**** Study material ****

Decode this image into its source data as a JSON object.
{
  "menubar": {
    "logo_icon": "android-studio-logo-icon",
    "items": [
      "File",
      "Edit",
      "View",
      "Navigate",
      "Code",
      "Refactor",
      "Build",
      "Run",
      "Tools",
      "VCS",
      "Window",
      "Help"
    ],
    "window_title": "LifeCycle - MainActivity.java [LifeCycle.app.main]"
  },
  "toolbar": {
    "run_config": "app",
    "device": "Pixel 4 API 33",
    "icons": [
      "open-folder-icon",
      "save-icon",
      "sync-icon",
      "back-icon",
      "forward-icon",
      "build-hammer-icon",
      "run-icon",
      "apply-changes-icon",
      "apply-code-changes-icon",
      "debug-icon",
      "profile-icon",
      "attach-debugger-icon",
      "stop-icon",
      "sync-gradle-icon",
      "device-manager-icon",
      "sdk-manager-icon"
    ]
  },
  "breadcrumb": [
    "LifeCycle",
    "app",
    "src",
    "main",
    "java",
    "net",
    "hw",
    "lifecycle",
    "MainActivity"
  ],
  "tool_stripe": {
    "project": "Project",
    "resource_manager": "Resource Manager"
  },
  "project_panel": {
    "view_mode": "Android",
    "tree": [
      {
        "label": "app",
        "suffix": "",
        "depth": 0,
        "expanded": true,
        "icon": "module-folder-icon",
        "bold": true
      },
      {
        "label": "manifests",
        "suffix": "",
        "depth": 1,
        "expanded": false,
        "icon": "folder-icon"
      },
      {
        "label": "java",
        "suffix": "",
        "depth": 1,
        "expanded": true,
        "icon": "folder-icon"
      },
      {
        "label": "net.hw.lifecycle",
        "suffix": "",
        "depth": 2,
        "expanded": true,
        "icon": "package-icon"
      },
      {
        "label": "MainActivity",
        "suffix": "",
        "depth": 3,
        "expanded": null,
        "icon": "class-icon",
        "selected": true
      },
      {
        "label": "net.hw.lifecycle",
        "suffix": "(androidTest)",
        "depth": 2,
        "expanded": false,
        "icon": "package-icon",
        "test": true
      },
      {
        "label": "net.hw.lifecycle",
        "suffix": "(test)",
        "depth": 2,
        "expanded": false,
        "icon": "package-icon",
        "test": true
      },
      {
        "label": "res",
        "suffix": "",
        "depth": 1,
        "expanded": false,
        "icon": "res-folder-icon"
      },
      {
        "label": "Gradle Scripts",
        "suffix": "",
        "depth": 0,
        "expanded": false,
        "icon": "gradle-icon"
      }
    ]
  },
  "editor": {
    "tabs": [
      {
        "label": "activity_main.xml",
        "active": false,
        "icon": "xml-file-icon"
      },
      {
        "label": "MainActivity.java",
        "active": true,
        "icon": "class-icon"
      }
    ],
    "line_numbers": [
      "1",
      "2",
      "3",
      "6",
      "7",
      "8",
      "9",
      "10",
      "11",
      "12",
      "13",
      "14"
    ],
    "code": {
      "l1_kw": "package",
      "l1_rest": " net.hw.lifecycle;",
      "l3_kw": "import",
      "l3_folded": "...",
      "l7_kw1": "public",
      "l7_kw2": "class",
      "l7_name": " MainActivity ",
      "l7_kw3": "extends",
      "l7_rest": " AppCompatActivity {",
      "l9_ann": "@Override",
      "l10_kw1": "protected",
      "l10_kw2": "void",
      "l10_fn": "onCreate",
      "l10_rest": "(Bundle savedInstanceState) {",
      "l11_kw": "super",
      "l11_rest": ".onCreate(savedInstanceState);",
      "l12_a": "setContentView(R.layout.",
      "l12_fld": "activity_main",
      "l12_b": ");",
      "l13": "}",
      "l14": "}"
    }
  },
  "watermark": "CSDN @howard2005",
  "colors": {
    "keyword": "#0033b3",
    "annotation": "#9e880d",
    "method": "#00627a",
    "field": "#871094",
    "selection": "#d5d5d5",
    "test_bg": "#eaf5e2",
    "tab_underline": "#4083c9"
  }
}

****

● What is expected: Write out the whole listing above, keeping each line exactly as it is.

● Reply:
Decode this image into its source data as a JSON object.
{
  "menubar": {
    "logo_icon": "android-studio-logo-icon",
    "items": [
      "File",
      "Edit",
      "View",
      "Navigate",
      "Code",
      "Refactor",
      "Build",
      "Run",
      "Tools",
      "VCS",
      "Window",
      "Help"
    ],
    "window_title": "LifeCycle - MainActivity.java [LifeCycle.app.main]"
  },
  "toolbar": {
    "run_config": "app",
    "device": "Pixel 4 API 33",
    "icons": [
      "open-folder-icon",
      "save-icon",
      "sync-icon",
      "back-icon",
      "forward-icon",
      "build-hammer-icon",
      "run-icon",
      "apply-changes-icon",
      "apply-code-changes-icon",
      "debug-icon",
      "profile-icon",
      "attach-debugger-icon",
      "stop-icon",
      "sync-gradle-icon",
      "device-manager-icon",
      "sdk-manager-icon"
    ]
  },
  "breadcrumb": [
    "LifeCycle",
    "app",
    "src",
    "main",
    "java",
    "net",
    "hw",
    "lifecycle",
    "MainActivity"
  ],
  "tool_stripe": {
    "project": "Project",
    "resource_manager": "Resource Manager"
  },
  "project_panel": {
    "view_mode": "Android",
    "tree": [
      {
        "label": "app",
        "suffix": "",
        "depth": 0,
        "expanded": true,
        "icon": "module-folder-icon",
        "bold": true
      },
      {
        "label": "manifests",
        "suffix": "",
        "depth": 1,
        "expanded": false,
        "icon": "folder-icon"
      },
      {
        "label": "java",
        "suffix": "",
        "depth": 1,
        "expanded": true,
        "icon": "folder-icon"
      },
      {
        "label": "net.hw.lifecycle",
        "suffix": "",
        "depth": 2,
        "expanded": true,
        "icon": "package-icon"
      },
      {
        "label": "MainActivity",
        "suffix": "",
        "depth": 3,
        "expanded": null,
        "icon": "class-icon",
        "selected": true
      },
      {
        "label": "net.hw.lifecycle",
        "suffix": "(androidTest)",
        "depth": 2,
        "expanded": false,
        "icon": "package-icon",
        "test": true
      },
      {
        "label": "net.hw.lifecycle",
        "suffix": "(test)",
        "depth": 2,
        "expanded": false,
        "icon": "package-icon",
        "test": true
      },
      {
        "label": "res",
        "suffix": "",
        "depth": 1,
        "expanded": false,
        "icon": "res-folder-icon"
      },
      {
        "label": "Gradle Scripts",
        "suffix": "",
        "depth": 0,
        "expanded": false,
        "icon": "gradle-icon"
      }
    ]
  },
  "editor": {
    "tabs": [
      {
        "label": "activity_main.xml",
        "active": false,
        "icon": "xml-file-icon"
      },
      {
        "label": "MainActivity.java",
        "active": true,
        "icon": "class-icon"
      }
    ],
    "line_numbers": [
      "1",
      "2",
      "3",
      "6",
      "7",
      "8",
      "9",
      "10",
      "11",
      "12",
      "13",
      "14"
    ],
    "code": {
      "l1_kw": "package",
      "l1_rest": " net.hw.lifecycle;",
      "l3_kw": "import",
      "l3_folded": "...",
      "l7_kw1": "public",
      "l7_kw2": "class",
      "l7_name": " MainActivity ",
      "l7_kw3": "extends",
      "l7_rest": " AppCompatActivity {",
      "l9_ann": "@Override",
      "l10_kw1": "protected",
      "l10_kw2": "void",
      "l10_fn": "onCreate",
      "l10_rest": "(Bundle savedInstanceState) {",
      "l11_kw": "super",
      "l11_rest": ".onCreate(savedInstanceState);",
      "l12_a": "setContentView(R.layout.",
      "l12_fld": "activity_main",
      "l12_b": ");",
      "l13": "}",
      "l14": "}"
    }
  },
  "watermark": "CSDN @howard2005",
  "colors": {
    "keyword": "#0033b3",
    "annotation": "#9e880d",
    "method": "#00627a",
    "field": "#871094",
    "selection": "#d5d5d5",
    "test_bg": "#eaf5e2",
    "tab_underline": "#4083c9"
  }
}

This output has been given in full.